The thriving business of “live adventures:”
Since the invention of the world’s first interactive video game Spacewar! in 1961, computers gradually – and then rampantly – began taking over our lives. Now we perfunctorily carry small computers with us everywhere.
So the phenomenon of “escape room games” is actually pretty refreshing.
An escape room game – or “live-action adventure” – entails this: You pay roughly $30 to get locked in a room with a small group of people, then try to escape by finding hidden clues and solving puzzles.
The rooms are usually themed, offering a variety of dungeons; hospitals; haunted basements; and futuristic time capsules.
Some are historically accurate, like “Plato’s Cave”, “The Office of John Monroe” and “The Cuban Crisis.” Others – like “Trapped in a Room with a Zombie”, “Escape from the Super Villain’s Hideout” and “The Lab of Dr. Zylchov” – not so much.
As well as a theme, the game is usually set around a specific mission, anything from solving a murder; finding a missing person; passing a survival test; or defusing an explosive device.
No smartphone required.
The first documented “official” escape room is said to have popped up in Japan in 2007. Today, there are more than 600 listed escape room businesses with 1,434 rooms worldwide in 53 countries, including Romania, Cyprus and Istanbul.
The first US escape room emerged in San Francisco in 2012. Room reservations are now required more than a month in advance.
Since then, 100 escape room businesses are up and running across 34 states. The DC-metro area has five: Escape Room Live and Room Escape Adventures in downtown DC and three others in Virginia.
People are not only flocking to places where they can interact – in person! – with other people, but business leaders from companies like Google and Facebook are reported to favor escape rooms for corporate team building.
In a 2015 report, nearly 20% of escape room customers were corporate clients.
The survey also found the North and South American markets to be the least saturated, compared with Asia, Australia and Europe.

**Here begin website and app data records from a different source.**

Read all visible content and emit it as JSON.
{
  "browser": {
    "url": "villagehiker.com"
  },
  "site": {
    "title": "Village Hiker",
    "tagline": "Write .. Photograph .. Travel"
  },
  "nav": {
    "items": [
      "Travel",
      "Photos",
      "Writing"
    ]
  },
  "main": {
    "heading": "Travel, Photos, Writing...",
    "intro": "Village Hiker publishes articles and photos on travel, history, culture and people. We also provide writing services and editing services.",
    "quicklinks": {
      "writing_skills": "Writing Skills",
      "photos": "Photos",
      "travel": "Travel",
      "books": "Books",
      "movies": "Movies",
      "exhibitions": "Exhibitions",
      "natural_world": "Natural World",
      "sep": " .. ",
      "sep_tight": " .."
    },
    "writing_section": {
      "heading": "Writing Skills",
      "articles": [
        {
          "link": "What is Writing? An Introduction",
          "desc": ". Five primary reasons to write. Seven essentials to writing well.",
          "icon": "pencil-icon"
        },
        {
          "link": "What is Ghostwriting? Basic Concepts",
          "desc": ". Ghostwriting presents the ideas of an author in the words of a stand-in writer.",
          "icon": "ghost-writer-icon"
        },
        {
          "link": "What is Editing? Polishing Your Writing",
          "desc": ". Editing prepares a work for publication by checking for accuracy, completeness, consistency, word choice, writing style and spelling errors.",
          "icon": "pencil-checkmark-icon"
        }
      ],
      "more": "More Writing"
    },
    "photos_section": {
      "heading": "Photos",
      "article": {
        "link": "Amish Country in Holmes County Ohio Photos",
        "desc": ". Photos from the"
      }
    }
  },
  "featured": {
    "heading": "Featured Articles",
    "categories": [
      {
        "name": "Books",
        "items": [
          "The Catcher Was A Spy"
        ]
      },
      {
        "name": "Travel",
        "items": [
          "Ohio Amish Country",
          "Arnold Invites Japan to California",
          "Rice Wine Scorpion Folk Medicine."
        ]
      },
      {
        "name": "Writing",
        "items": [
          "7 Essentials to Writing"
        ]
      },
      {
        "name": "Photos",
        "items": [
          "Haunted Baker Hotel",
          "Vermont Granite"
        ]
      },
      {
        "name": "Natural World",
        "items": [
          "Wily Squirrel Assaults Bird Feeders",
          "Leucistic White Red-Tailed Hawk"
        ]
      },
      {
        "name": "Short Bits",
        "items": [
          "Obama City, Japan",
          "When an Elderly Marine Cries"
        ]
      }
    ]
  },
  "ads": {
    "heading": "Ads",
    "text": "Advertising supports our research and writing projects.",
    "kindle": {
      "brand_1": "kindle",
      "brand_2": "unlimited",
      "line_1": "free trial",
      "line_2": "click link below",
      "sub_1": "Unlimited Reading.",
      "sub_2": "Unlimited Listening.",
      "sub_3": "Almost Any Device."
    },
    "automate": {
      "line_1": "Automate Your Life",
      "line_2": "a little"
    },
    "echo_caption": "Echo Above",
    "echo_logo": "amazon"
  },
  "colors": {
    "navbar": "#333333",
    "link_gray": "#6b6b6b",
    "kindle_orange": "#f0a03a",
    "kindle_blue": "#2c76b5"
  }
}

About 25% of the 175 escape room facilities surveyed (the majority located in Europe and the US) reported being the only escape room in their area; 30% said there’s room for more escape rooms in their area.
He reports opening the first room two months after founding the company in September 2013; four months later, he opened its second room.
A year later, in September 2014, Puzzle Break employed 10 staff members and was bringing in more than $30,000 in gross revenue per month.
He said the company’s biggest expense is, not surprisingly, rent.
Providing a successful escape room experience is based on finding large, open spaces – and not going bankrupt to pay for them.
The bottom line is that people will pay for experiences. They will – and want to – pay for the intangible joys of memories, excitement and fun. And since each person experiences something a little differently than someone else, selling an experience is an essential way to stand out in today’s crowded marketplace.
Probably the biggest example of this is Disneyland.
“The one thing I learned from Disneyland,” Walt Disney said, “is to control the environment.”
So, find your space, build the environment and then give people an unforgettable experience within this environment. You’ll be bringing in more than enough to cover the rent.